4. Cuonzo Martin, California Golden Bears -- Martin played four years under Gene Keady at Purdue (1991-95), where he was a quality defensive player and good outside shooter. Martin was an All-Big Ten pick as a senior, then played briefly in the NBA with the Grizzlies and Bucks. Martin was playing professionally in Italy when he was diagnosed with non-Hodgkins lymphoma, ending his playing career.
3. Tony Bennett, Virginia Cavaliers -- While playing for his father Dick at Green Bay, Bennett was a two-time player of the year in the Mid-Continent Conference (now the Summit League), leading the Phoenix to three postseason berths while graduating as the conference's leader in points and assists. Bennett played 152 NBA games as a backup guard with the Charlotte Hornets, before injuries hastened the end of his career.
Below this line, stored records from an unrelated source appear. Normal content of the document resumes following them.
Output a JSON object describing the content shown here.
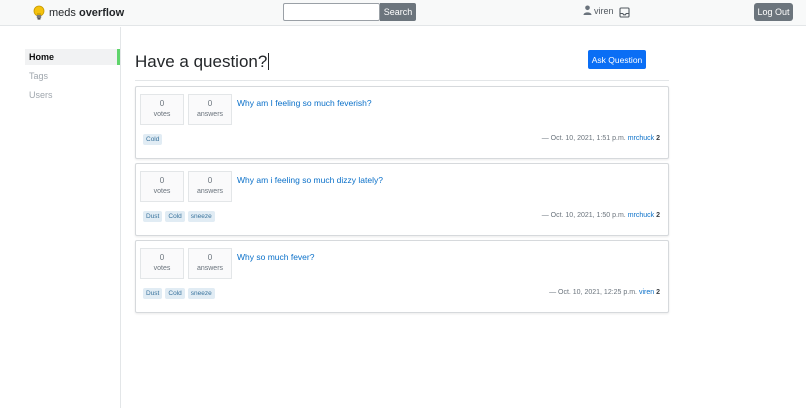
{
  "header": {
    "brand_prefix": "meds",
    "brand_bold": "overflow",
    "search_placeholder": "",
    "search_button": "Search",
    "username": "viren",
    "logout_label": "Log Out"
  },
  "sidebar": {
    "items": [
      {
        "label": "Home"
      },
      {
        "label": "Tags"
      },
      {
        "label": "Users"
      }
    ]
  },
  "main": {
    "title": "Have a question?",
    "ask_button": "Ask Question",
    "questions": [
      {
        "votes": "0",
        "votes_label": "votes",
        "answers": "0",
        "answers_label": "answers",
        "title": "Why am I feeling so much feverish?",
        "tags": [
          "Cold"
        ],
        "timestamp": "— Oct. 10, 2021, 1:51 p.m.",
        "author": "mrchuck",
        "reputation": "2"
      },
      {
        "votes": "0",
        "votes_label": "votes",
        "answers": "0",
        "answers_label": "answers",
        "title": "Why am i feeling so much dizzy lately?",
        "tags": [
          "Dust",
          "Cold",
          "sneeze"
        ],
        "timestamp": "— Oct. 10, 2021, 1:50 p.m.",
        "author": "mrchuck",
        "reputation": "2"
      },
      {
        "votes": "0",
        "votes_label": "votes",
        "answers": "0",
        "answers_label": "answers",
        "title": "Why so much fever?",
        "tags": [
          "Dust",
          "Cold",
          "sneeze"
        ],
        "timestamp": "— Oct. 10, 2021, 12:25 p.m.",
        "author": "viren",
        "reputation": "2"
      }
    ]
  },
  "icons": {
    "logo": "lightbulb-icon",
    "user": "user-icon",
    "inbox": "inbox-icon"
  },
  "colors": {
    "accent": "#0a6ef5",
    "active_marker": "#5fd46b",
    "link": "#0a70c9",
    "button_secondary": "#6c757d"
  }
}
2. Larry Krystkowiak, Utah Utes -- Krystkowiak was a stud at Montana -- he won Big Sky MVP honors three times and continues to rank as the school's all-time leader in points (2,017) and rebounds (1,105). Krystkowiak went on to play nine years in the NBA as a member of the Spurs (1986-87), Bucks (1988-92), Jazz (1992-93), Magic (1993-94), Bulls (1994-96) and Lakers (1996). He averaged 8.1 points and 4.1 rebounds a game in his NBA career, and played alongside the likes of Jordan, Pippen, Stockton/Malone, Shaq and Kobe before hanging up the shoes.
1. Kevin Ollie, Connecticut Huskies -- Ollie was a four-year starter at point guard for UConn (1992-95), racking up 619 assists and playing on three NCAA tournament teams under Jim Calhoun. Ollie's final two teams with the Huskies went a combined 57-10 and 32-4 in the Big East. Ollie was not drafted but would end up playing 662 games for 11 different NBA franchises before retiring at age 37.